This is all happening alongside our online exhibition ‘Modern British Art: A Story’, which charts the many ideas that energised art in 20th Century Britain. Over the course ten blogposts, I’m expanding on some significant artists, groups and movements that feature in the exhibition, to provide a bigger picture of British art during this time.
Of course, one of the main ideas that transformed art of the 20th Century was abstraction. Some artists realised that art no longer needed to replicate the world around them (photography could do that well enough!) but could be impactful in other ways. It could be about form, line or colour, it could represent a sensations, dreams or memories, or be analytical and hard-edged. Whatever the drive, abstraction was a very new idea, and in order to succeed artists needed to be bold, brave and collaborative.
The previous blogpost in the series looked at The London Group, which bought three early 20th Century groups together to promote everything new and edgy in art. Another important collaboration was Unit One, which formed in the mid-1930s and embraced both abstraction and Surrealism (to be covered in another post)!
Unit One was led by Paul Nash, who wanted the work to show ‘the expression of a truly contemporary spirit’. Other group members included modern art icons Ben Nicholson, Barbara Hepworth and Henry Moore.

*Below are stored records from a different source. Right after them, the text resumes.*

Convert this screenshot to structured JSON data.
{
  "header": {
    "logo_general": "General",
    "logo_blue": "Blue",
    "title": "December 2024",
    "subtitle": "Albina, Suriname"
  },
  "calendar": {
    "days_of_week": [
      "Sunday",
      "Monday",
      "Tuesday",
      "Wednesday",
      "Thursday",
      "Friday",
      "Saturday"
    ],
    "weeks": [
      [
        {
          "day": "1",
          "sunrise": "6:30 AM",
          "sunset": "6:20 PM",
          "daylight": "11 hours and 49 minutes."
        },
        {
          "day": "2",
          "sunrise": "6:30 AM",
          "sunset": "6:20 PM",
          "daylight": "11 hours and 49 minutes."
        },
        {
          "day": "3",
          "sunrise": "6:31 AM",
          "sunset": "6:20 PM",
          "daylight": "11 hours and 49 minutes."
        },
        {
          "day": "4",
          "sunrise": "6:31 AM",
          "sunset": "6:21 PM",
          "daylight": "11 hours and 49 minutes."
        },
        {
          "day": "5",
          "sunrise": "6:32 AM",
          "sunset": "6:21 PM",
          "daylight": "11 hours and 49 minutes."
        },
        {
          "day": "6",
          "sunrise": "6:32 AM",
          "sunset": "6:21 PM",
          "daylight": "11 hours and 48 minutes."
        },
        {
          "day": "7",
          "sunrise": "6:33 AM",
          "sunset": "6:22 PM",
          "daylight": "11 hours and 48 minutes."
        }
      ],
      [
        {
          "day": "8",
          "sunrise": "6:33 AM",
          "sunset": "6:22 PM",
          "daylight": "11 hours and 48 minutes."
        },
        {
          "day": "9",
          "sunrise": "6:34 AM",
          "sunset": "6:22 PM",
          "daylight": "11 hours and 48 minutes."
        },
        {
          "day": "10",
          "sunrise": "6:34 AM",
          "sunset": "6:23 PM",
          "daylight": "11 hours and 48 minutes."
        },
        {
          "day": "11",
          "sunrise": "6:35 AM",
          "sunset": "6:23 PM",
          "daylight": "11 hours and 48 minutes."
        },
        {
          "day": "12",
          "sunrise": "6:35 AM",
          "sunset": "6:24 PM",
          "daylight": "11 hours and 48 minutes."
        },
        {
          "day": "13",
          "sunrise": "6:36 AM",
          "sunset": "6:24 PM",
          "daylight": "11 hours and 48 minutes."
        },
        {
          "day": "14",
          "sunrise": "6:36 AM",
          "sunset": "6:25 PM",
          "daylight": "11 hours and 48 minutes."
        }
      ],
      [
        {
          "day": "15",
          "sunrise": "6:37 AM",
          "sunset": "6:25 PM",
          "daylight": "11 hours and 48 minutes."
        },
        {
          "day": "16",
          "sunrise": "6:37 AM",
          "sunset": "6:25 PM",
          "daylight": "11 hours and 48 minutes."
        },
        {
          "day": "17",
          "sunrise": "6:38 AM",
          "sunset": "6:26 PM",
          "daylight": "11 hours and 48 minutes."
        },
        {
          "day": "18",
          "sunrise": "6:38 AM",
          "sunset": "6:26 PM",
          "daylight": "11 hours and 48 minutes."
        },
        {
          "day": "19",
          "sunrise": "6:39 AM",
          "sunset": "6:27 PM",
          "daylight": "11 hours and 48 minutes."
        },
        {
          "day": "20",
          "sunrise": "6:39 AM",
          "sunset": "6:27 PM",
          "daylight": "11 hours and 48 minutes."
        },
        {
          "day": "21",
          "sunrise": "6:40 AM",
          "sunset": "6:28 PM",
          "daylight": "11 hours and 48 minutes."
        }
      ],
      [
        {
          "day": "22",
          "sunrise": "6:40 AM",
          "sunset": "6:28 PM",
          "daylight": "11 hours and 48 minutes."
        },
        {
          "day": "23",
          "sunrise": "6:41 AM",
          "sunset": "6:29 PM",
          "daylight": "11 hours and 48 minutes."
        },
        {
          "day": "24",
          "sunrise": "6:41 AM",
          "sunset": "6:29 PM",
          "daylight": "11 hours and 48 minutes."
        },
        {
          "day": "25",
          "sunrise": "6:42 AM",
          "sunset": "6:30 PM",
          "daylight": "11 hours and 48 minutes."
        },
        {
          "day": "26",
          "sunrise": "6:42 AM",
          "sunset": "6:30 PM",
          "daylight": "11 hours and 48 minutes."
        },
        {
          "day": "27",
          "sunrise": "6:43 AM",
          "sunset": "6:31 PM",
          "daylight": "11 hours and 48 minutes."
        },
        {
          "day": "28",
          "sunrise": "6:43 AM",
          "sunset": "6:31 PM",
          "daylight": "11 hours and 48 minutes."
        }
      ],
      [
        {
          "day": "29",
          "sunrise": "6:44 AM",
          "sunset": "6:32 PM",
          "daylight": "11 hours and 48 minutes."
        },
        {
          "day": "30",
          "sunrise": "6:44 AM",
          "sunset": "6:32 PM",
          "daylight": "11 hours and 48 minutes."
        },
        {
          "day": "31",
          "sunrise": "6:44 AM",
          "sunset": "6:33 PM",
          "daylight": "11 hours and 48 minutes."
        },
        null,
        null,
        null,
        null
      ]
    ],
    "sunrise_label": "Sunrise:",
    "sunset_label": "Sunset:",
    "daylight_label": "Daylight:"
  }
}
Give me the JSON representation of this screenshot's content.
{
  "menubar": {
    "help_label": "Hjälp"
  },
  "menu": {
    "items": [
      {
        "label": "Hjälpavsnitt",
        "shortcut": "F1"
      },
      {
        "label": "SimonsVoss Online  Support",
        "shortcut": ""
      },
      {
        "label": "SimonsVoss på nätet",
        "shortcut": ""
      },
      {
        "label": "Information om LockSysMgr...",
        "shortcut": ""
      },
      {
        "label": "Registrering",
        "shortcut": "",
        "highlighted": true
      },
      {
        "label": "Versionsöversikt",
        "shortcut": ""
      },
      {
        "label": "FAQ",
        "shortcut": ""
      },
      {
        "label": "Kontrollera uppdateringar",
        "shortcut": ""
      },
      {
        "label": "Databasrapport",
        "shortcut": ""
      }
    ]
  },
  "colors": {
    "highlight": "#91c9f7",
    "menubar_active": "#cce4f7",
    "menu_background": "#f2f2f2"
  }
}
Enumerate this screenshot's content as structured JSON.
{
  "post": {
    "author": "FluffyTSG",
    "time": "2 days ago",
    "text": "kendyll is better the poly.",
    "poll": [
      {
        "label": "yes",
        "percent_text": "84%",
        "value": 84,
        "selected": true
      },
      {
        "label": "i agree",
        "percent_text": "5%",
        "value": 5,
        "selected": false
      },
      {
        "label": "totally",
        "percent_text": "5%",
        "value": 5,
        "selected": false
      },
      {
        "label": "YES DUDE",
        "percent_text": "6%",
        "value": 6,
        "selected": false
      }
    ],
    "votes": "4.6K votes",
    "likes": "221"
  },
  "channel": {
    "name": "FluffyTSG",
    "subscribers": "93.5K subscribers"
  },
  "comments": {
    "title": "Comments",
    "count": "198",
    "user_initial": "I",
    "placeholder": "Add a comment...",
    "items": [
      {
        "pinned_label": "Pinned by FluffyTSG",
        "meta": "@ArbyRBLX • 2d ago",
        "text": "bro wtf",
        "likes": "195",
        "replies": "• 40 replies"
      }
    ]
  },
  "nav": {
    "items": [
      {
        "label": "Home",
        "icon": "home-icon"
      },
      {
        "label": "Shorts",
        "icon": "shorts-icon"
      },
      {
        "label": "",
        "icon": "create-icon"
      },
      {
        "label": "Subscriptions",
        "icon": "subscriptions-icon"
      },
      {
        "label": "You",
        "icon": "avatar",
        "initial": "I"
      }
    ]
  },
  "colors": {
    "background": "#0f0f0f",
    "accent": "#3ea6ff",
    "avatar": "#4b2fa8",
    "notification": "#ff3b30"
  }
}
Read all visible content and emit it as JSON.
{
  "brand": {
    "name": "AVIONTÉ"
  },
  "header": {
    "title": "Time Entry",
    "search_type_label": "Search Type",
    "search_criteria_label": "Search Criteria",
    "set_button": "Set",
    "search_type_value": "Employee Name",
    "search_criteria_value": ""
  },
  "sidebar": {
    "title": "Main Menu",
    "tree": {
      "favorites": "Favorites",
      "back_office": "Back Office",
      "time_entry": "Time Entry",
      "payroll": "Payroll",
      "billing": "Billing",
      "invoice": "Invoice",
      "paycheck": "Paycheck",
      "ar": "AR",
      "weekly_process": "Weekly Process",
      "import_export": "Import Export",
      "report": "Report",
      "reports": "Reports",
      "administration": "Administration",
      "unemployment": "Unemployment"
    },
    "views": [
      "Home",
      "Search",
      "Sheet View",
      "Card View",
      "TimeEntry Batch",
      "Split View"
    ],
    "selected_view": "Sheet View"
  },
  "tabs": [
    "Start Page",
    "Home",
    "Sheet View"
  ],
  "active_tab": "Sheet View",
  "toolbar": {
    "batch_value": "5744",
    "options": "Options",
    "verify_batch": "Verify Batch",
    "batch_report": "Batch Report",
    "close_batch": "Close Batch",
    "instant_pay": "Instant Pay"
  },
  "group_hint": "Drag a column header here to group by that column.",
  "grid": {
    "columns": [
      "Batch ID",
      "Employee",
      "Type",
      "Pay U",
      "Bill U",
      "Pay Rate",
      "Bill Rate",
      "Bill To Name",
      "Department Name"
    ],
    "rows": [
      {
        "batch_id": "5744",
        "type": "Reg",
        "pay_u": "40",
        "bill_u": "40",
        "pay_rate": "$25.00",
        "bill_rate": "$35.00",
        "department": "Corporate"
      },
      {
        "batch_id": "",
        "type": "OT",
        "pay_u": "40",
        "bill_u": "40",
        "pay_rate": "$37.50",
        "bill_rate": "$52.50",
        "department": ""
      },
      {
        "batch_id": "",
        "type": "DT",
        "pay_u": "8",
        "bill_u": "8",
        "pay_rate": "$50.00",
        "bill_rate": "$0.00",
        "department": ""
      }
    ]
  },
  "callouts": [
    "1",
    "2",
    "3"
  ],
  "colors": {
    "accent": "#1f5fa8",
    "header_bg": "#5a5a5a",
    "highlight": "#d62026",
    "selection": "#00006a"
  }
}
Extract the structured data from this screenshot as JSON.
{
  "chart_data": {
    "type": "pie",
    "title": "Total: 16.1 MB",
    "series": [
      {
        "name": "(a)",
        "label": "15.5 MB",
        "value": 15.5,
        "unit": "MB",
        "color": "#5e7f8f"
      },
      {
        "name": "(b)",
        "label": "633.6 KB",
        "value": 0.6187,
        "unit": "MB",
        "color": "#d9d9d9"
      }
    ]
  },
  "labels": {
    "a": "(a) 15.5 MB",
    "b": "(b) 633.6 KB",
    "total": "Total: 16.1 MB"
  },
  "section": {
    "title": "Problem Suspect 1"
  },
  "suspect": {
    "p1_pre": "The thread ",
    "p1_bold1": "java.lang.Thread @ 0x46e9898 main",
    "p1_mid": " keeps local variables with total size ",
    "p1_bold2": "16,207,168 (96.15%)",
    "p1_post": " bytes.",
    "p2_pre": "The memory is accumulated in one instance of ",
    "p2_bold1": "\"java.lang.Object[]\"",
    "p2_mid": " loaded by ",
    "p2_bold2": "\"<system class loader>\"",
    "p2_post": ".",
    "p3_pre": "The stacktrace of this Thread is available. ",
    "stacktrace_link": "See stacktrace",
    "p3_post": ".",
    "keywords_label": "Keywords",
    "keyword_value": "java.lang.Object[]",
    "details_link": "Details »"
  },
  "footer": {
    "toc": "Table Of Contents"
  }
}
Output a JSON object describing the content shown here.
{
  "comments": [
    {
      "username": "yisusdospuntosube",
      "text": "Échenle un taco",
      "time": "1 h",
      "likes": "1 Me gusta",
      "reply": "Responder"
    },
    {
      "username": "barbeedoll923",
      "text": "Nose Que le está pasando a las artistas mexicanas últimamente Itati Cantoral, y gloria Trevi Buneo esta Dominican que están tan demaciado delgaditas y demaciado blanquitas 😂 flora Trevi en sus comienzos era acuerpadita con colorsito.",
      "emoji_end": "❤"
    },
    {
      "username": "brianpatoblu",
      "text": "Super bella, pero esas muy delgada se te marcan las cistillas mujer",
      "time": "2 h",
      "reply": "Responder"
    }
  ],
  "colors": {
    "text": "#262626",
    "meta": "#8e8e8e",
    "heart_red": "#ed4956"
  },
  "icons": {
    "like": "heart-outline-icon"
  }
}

In the absence of a more specific unifying principle, the group was only active from 1933-35. However, it was important in establishing London as a centre for abstract art, and held a seminal exhibition named Unit One: The Modern Movement in English Architecture, Painting and Sculpture, in 1934.
Ben Nicholson made important contributions to the development of abstract art in Britain, and Composition in Black and White was painted the same year Unit One was launched. It marked a significant change in his style, which moved away from recognisable subject matter and towards pure abstraction, and broke down distinctive barriers between painting and sculpture. The painting is characterised by a monochrome colour palette and a variety of textured surfaces, into which he scraped a gestural combination of straight and curved lines, to reveal a white painting underneath.
Another notable triumph for Nicholson was his transformation of the Seven and Five Society. The group was founded in 1919 to promote traditional and conservative values in art, in reaction to the emergence of modern movements in the early 20th Century. However Nicholson joined in 1924 and, along with a number of other celebrated artists, transformed it into a modernist group that championed abstract art. They changed its name to the Seven and Five Abstract Group, and held the first all-abstract exhibition at the Zwemmer Gallery in London in 1935.
Such a dramatic change in ethos meant most of the original members retreated. Ivon Hitchens was the only artist to stay in the group from start to finish. His work hovers between abstraction and figuration, never completely abandoning recognisable subject matter, but becoming increasingly characterised by flattened forms, bold colour and loose brushwork throughout his long career.
In The Chinese Bowl, there is a sense of receding space with the bowl in the foreground, the reclining figure reading a book in the mid-ground, and a curtain or wallpaper in the background. Yet the forms are reduced to flat, painterly planes of colour, which lead the eye from one element to another. Here, Hitchens shows us the essence of the scene, rather than a direct imitation.
That’s all for today! If you’ve enjoyed this little slice of art history, don’t forget to visit the exhibition on Art UK, and/or follow this blog by scrolling to the top and clicking “follow” at the bottom right of the screen. Don’t forget, you can also leave us a comment if you wish!
Blogpost by Katie Ackrill (Project Engagement Officer, Art on Tour)